Writer/director Ari Aster released a number of shorts over the past few years, and Hereditary is his first feature film. Although I see lots of promise in Aster’s filmmaking skills, perhaps this subject matter would have worked better as a short. It’s easy to grab people and hold their attention for a few minutes, but only the best can do that for over two hours. Aster inserts some wonderful elements here like a creepy child, a spooky house, hints at a terrible past and extremely detailed miniatures. He just doesn’t know how to pull it all together in a consistent experience. There are at least two different taglines for the movie, and if even the marketing messages don’t match, the content might be equally flawed.

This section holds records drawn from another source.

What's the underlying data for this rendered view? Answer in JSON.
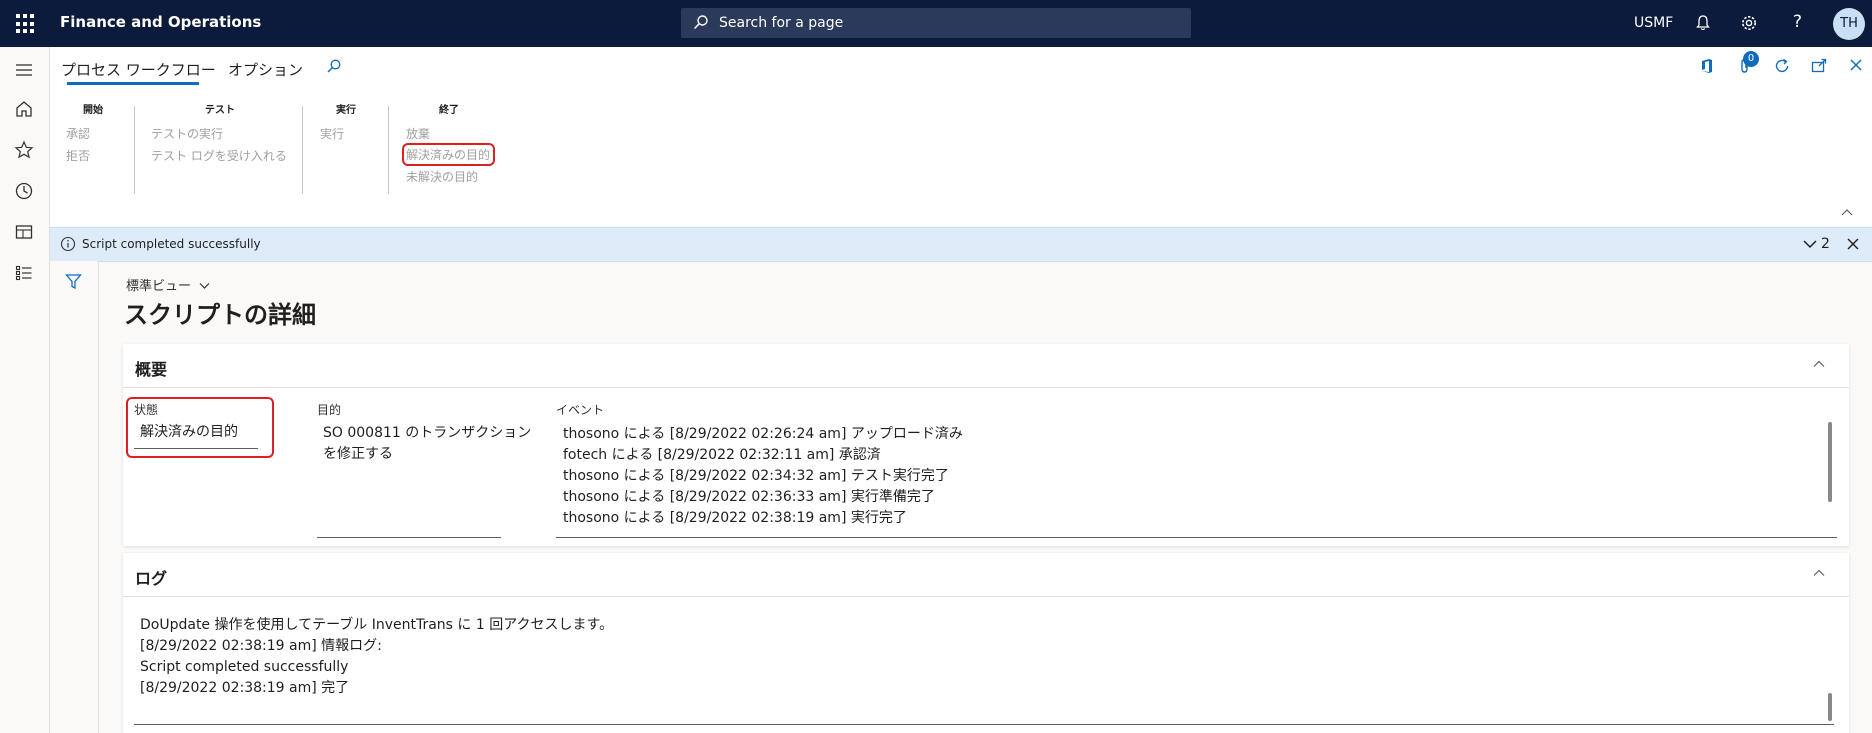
{
  "topbar": {
    "app_title": "Finance and Operations",
    "search_placeholder": "Search for a page",
    "company": "USMF",
    "avatar_initials": "TH"
  },
  "actionpane": {
    "tabs": [
      "プロセス ワークフロー",
      "オプション"
    ],
    "badge_count": "0",
    "groups": [
      {
        "title": "開始",
        "actions": [
          "承認",
          "拒否"
        ]
      },
      {
        "title": "テスト",
        "actions": [
          "テストの実行",
          "テスト ログを受け入れる"
        ]
      },
      {
        "title": "実行",
        "actions": [
          "実行"
        ]
      },
      {
        "title": "終了",
        "actions": [
          "放棄",
          "解決済みの目的",
          "未解決の目的"
        ]
      }
    ]
  },
  "message": {
    "text": "Script completed successfully",
    "count": "2"
  },
  "page": {
    "view_selector": "標準ビュー",
    "title": "スクリプトの詳細"
  },
  "summary": {
    "title": "概要",
    "status_label": "状態",
    "status_value": "解決済みの目的",
    "purpose_label": "目的",
    "purpose_lines": [
      "SO 000811 のトランザクション",
      "を修正する"
    ],
    "events_label": "イベント",
    "events": [
      "thosono による [8/29/2022 02:26:24 am] アップロード済み",
      "fotech による [8/29/2022 02:32:11 am] 承認済",
      "thosono による [8/29/2022 02:34:32 am] テスト実行完了",
      "thosono による [8/29/2022 02:36:33 am] 実行準備完了",
      "thosono による [8/29/2022 02:38:19 am] 実行完了"
    ]
  },
  "log": {
    "title": "ログ",
    "lines": [
      "DoUpdate 操作を使用してテーブル InventTrans に 1 回アクセスします。",
      "[8/29/2022 02:38:19 am] 情報ログ:",
      "Script completed successfully",
      "[8/29/2022 02:38:19 am] 完了"
    ]
  },
  "colors": {
    "nav_bg": "#0c1a3b",
    "accent": "#0f6cbd",
    "highlight_border": "#e02020",
    "message_bg": "#deecf9"
  }
}
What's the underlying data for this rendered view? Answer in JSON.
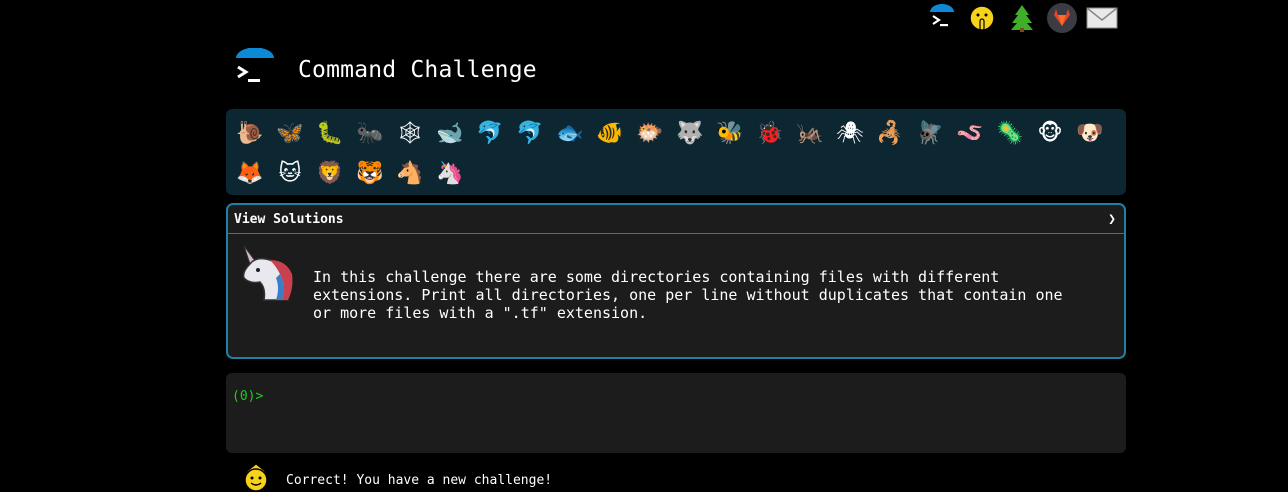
{
  "top_icons": [
    {
      "name": "terminal-icon"
    },
    {
      "name": "shushing-face-icon"
    },
    {
      "name": "tree-icon"
    },
    {
      "name": "gitlab-icon"
    },
    {
      "name": "envelope-icon"
    }
  ],
  "header": {
    "title": "Command Challenge"
  },
  "emoji_rows": [
    [
      "🐌",
      "🦋",
      "🐛",
      "🐜",
      "🕸",
      "🐋",
      "🐬",
      "🐬",
      "🐟",
      "🐠",
      "🐡",
      "🐺",
      "🐝",
      "🐞",
      "🦗",
      "🕷",
      "🦂",
      "🪰",
      "🪱",
      "🦠",
      "🐵",
      "🐶"
    ],
    [
      "🦊",
      "🐱",
      "🦁",
      "🐯",
      "🐴",
      "🦄"
    ]
  ],
  "panel": {
    "header": "View Solutions",
    "toggle": "❯",
    "description": "In this challenge there are some directories containing files with different\nextensions. Print all directories, one per line without duplicates that contain one\nor more files with a \".tf\" extension."
  },
  "terminal": {
    "prompt": "(0)>"
  },
  "status": {
    "message": "Correct! You have a new challenge!"
  },
  "colors": {
    "accent": "#1f7fa8",
    "prompt": "#22cc22",
    "emoji_bar": "#0c2632",
    "panel_bg": "#1c1c1c"
  }
}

The film opens on the text of an obituary. Of course, it’s not on screen long enough for you to read it. Lingering on an obituary for just an extra minute could easily heighten tension. It turns out that the obituary is for Ellen, the mother of Annie Graham (Toni Collette), an artist who slaves over dioramas with miniatures and works out her issues with scenes about her own life. Annie lives with husband Steve (Gabriel Byrne) and children Peter (Alex Wolff) and Charlie (Milly Shapiro) in an idyllic house that features her workshop and lots of dark corners. Annie and Ellen didn’t have the best relationship, but Ellen loved Charlie. The reactions of Annie and Charlie to Ellen’s death lead to more horrific events and cause Annie to explore séances.

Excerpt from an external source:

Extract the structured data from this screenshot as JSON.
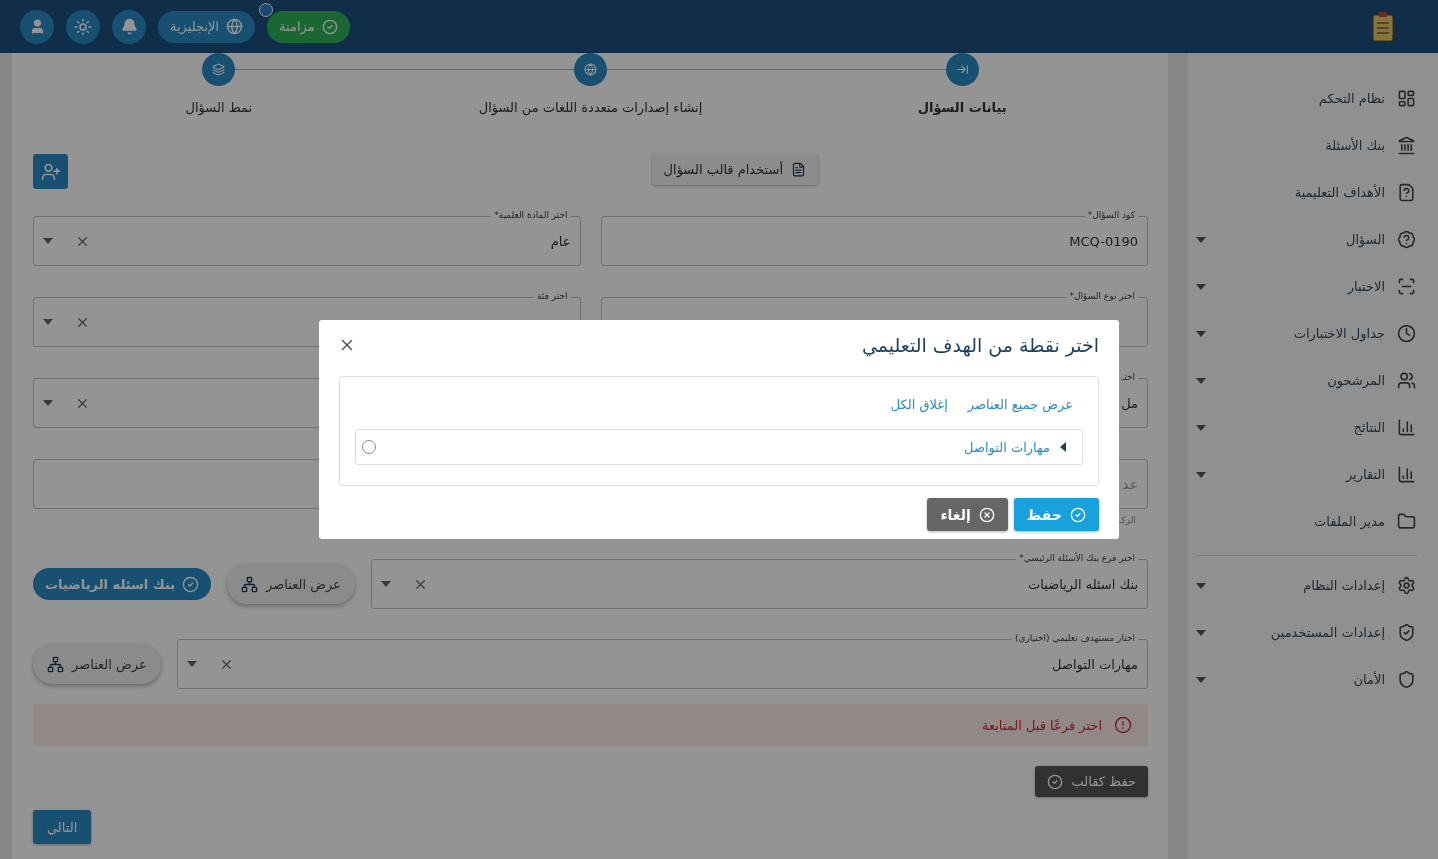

Collette won me over in 1995’s Muriel’s Wedding and kept me coming back for every one of her films, including what I consider a perfect horror flick/ghost story — Shyamalan’s The Sixth Sense. She has such an expressive face and wide smile that I find almost all of her characters believable and lived in. Annie feels the same, yet later plot twists take Collette from understandable hysteria to silliness. Shapiro plays the weird daughter who likes to draw strange visions and disturbing subject matter. She makes a clucking sound out of habit, and the greatest failure of Hereditary is that Aster doesn’t make more use of Shapiro in her first film role after a successful run in the Broadway musical Matilda. The male actors don’t make as much of an impression. The usually reliable Byrne practically sleepwalks through this role, and his character reacts with aloofness much like I imagine Byrne did for his agent signing him up for this mess. Wolff recently appeared in Jumanji: Welcome to the Jungle, and his only reaction here is one of looking shocked or stoned — both the same.
Many problems kept me from being fully engaged and took me out of the experience. I laughed more than I was scared, and that’s a huge issue for a supposed horror film. In a séance that should creep me out, I couldn’t stop laughing because they attempted to contact a spirit poorly named Louie and repeated the name so much that I thought of the song “Louie Louie.” Sequences of relief balance the scenes of horror; unfortunately, those sequences go on too long and lead to tedium. Charlie has a serious nut allergy that is established early on, yet when faced with food that could contain nuts, she doesn’t think twice about eating it. Most horror films build up to a finale that almost feels out of control. At the point where things should ramp up, Hereditary stays flat and presents a finale that’s somehow more ridiculous than anything that came before it. Overly manipulative music, cheap jump scares and dreaded dream sequences further convinced me that Aster just wasn’t ready for this much of a challenge.
All of the elements for a great film are here. In fact, I want to see the movie suggested by the trailer. The right director could take the same subject matter and produce a better result. Instead, Aster squanders his good ideas and emphasizes the bad ones. Annie’s miniatures are stunning. A beautiful shot early in the movie seamlessly transitions from a miniature scene to the real world. Where’s more of that?! Playing off the models with the live action could have been a unique look at the plot. Glimpses of possible or imagined ghosts provide the only chills in the movie. More scenes like those could have won me over. Instead, Hereditary joins a long line of well-meaning flicks that don’t belong in the horror family tree.